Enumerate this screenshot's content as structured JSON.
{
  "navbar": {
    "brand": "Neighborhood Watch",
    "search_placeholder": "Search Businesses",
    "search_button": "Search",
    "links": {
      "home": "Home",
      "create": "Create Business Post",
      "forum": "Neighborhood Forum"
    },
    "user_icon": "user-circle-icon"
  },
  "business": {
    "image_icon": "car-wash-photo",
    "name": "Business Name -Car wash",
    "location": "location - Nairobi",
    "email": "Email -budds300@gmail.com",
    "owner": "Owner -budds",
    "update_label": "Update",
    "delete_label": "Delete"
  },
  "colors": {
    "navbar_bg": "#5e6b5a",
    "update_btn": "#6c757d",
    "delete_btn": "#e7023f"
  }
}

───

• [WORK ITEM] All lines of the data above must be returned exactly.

• [OUTPUT OF THE EXERCISE]
Enumerate this screenshot's content as structured JSON.
{
  "navbar": {
    "brand": "Neighborhood Watch",
    "search_placeholder": "Search Businesses",
    "search_button": "Search",
    "links": {
      "home": "Home",
      "create": "Create Business Post",
      "forum": "Neighborhood Forum"
    },
    "user_icon": "user-circle-icon"
  },
  "business": {
    "image_icon": "car-wash-photo",
    "name": "Business Name -Car wash",
    "location": "location - Nairobi",
    "email": "Email -budds300@gmail.com",
    "owner": "Owner -budds",
    "update_label": "Update",
    "delete_label": "Delete"
  },
  "colors": {
    "navbar_bg": "#5e6b5a",
    "update_btn": "#6c757d",
    "delete_btn": "#e7023f"
  }
}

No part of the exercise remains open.